A recent report said about 6.5 million overseas trips will be made by Chinese during the holiday. Online travel service provider Ctrip said people have booked outbound tours to over 700 cities in 68 countries and regions on its platform, with destinations as far afield as Antarctica.
“The key term for this year’s holiday will be ‘consumption upgrade,’ with higher-quality products and services gaining popularity,” said Wang Bingnan, vice minister of commerce.
Wang Yang said that back in the 1990s his father always took him to farmer’s markets only to buy local meat and chicken ahead of holidays. “But now it is a fashion to shop overseas and shop online,” he said.
“This is a very important trend that will prompt marked changes in the growth pattern and quality of the economy,” said Mao Shengyong, spokesperson of the National Bureau of Statistics (NBS).
A major aspect of such changes is an economy less reliant on investment that analysts believe has become less effective and can easily cause structural imbalances. Consumption is now a key economic driver and contributed 58.8 percent to the domestic gross product growth in 2017, according to the NBS.
Consulting firm McKinsey & Company said in a report that China’s consumer confidence hit its highest in 10 years, partly due to the tech-savvy younger generation born in the age of the Internet.
The power of consumption will likely continue due to improve people’s incomes. Morgan Stanley expects China to gain high-income status as early as 2025.
There is also huge consumption potential in less-prosperous rural areas, which are narrowing the gap with cities, as the country moves to revitalize its rural regions.
In 2017, retail sales of consumer products in rural areas surged 11.8 percent to 5.2 trillion yuan, outpacing the 10 percent rate in urban areas, according to the NBS. Online sales topped 1.24 trillion yuan, up 39.1-percent year on year.
The growth was attributed to policies to boost the incomes of farmers. In 2017, per capita disposable income of rural residents increased 7.3 percent, faster than both urban growth and GDP expansion.
In a key report to the 19th National Congress of the Communist Party of China, the strategy of rural revitalization was proposed as a “historic task” essential for accomplishing China’s modernization goals and building a moderately prosperous society.
E-commerce is helping the process, with more and more of the rural population going online for business and shopping.
“Internet commerce has restructured production and logistics in rural areas, which has also helped farmers raise incomes, particularly in the country’s west,” said Mao Risheng, a researcher with Chinese Academy of Social Sciences.
According to a report by the e-commerce giant Alibaba, there are 2,118 Taobao villages, referring to villages where over 10 percent of households are involved in online selling, with total annual transactions of more than 10 million yuan.

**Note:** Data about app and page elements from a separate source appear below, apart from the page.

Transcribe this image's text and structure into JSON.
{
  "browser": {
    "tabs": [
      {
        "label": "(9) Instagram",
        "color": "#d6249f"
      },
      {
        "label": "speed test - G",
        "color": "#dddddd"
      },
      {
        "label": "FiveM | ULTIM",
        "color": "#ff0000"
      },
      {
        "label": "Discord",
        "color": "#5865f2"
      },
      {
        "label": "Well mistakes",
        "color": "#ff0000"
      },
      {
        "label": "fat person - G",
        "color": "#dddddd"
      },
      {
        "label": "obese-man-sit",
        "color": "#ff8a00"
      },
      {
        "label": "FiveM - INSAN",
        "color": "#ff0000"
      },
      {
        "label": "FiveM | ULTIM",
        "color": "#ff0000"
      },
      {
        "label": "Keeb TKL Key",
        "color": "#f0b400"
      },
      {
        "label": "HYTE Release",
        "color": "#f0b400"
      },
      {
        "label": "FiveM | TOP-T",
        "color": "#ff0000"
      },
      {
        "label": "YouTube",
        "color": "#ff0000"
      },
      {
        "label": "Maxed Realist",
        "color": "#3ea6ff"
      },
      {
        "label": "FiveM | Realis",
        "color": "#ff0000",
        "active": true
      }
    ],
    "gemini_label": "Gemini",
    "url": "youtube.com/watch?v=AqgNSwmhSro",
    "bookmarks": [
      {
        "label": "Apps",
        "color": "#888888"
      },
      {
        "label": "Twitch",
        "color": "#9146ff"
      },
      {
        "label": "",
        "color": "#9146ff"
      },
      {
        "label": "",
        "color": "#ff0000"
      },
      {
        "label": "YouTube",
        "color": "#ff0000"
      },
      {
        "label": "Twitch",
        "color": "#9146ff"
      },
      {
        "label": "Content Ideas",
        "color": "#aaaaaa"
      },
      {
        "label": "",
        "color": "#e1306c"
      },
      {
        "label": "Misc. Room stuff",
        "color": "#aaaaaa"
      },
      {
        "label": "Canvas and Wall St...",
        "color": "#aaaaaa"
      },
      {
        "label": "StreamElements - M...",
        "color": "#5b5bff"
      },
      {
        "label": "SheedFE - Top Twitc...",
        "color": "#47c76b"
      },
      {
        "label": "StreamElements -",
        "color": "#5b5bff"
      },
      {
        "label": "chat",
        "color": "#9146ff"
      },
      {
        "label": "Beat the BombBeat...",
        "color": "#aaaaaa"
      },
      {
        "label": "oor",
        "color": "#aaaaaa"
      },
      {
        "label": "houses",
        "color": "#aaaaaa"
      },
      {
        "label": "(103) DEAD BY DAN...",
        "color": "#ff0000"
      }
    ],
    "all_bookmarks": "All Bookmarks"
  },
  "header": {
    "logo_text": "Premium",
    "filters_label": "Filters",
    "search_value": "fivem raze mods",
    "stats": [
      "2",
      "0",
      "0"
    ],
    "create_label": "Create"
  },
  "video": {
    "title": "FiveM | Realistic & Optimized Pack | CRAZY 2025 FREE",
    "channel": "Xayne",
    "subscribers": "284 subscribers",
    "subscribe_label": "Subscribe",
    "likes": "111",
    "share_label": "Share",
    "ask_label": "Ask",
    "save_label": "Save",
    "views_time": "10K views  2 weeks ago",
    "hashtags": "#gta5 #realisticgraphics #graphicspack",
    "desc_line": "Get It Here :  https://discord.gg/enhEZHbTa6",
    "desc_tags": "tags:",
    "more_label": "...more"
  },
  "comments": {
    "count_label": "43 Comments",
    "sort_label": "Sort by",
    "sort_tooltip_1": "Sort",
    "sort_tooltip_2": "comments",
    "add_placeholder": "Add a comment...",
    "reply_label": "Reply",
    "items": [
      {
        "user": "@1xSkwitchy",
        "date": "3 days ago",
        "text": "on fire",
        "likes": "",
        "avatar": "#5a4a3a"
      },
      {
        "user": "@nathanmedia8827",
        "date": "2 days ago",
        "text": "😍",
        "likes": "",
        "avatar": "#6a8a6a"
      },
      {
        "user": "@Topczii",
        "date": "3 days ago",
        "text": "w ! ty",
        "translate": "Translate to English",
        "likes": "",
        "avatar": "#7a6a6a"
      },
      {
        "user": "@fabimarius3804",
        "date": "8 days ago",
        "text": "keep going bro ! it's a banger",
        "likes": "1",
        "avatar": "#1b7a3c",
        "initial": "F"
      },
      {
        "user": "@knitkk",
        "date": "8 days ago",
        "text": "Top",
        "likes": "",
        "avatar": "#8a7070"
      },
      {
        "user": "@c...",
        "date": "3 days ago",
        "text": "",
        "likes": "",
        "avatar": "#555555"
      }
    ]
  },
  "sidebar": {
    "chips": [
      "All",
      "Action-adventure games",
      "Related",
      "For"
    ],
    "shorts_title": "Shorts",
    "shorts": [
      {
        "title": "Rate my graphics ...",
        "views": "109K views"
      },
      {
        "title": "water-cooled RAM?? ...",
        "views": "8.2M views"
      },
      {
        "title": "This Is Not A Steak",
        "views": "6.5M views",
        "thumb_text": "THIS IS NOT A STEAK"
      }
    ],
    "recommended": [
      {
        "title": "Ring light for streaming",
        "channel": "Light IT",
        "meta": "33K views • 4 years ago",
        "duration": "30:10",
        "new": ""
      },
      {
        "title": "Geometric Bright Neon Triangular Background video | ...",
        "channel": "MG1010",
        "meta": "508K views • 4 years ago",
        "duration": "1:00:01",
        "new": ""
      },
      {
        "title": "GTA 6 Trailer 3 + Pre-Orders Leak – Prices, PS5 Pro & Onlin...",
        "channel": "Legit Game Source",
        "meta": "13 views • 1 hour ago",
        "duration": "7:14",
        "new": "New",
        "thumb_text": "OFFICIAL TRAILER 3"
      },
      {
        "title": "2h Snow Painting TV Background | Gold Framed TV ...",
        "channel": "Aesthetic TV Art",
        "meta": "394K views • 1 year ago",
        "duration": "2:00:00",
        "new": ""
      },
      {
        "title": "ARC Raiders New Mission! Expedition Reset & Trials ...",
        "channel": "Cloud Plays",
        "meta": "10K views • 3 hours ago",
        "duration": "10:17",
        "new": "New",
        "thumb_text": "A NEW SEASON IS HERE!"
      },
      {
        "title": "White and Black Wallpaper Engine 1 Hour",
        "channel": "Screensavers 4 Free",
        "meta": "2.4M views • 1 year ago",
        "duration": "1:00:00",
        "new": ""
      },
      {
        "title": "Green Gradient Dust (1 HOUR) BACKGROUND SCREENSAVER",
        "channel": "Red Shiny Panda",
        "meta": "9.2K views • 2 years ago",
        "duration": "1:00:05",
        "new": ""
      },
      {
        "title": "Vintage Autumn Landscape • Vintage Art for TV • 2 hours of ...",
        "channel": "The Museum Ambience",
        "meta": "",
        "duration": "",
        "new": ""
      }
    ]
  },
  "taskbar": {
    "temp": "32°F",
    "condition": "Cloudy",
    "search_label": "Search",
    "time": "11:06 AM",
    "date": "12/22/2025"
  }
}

It is expected that the number of Taobao village will hit over 5,500 in 2020, bringing more than 3 million jobs to the countryside.
Retail sales in rural areas will remain robust this year, with a 12 percent growth pace, 1 or 2 percentage points faster than in the cities, according to a report by the China Council for the Promotion of International Trade. Enditem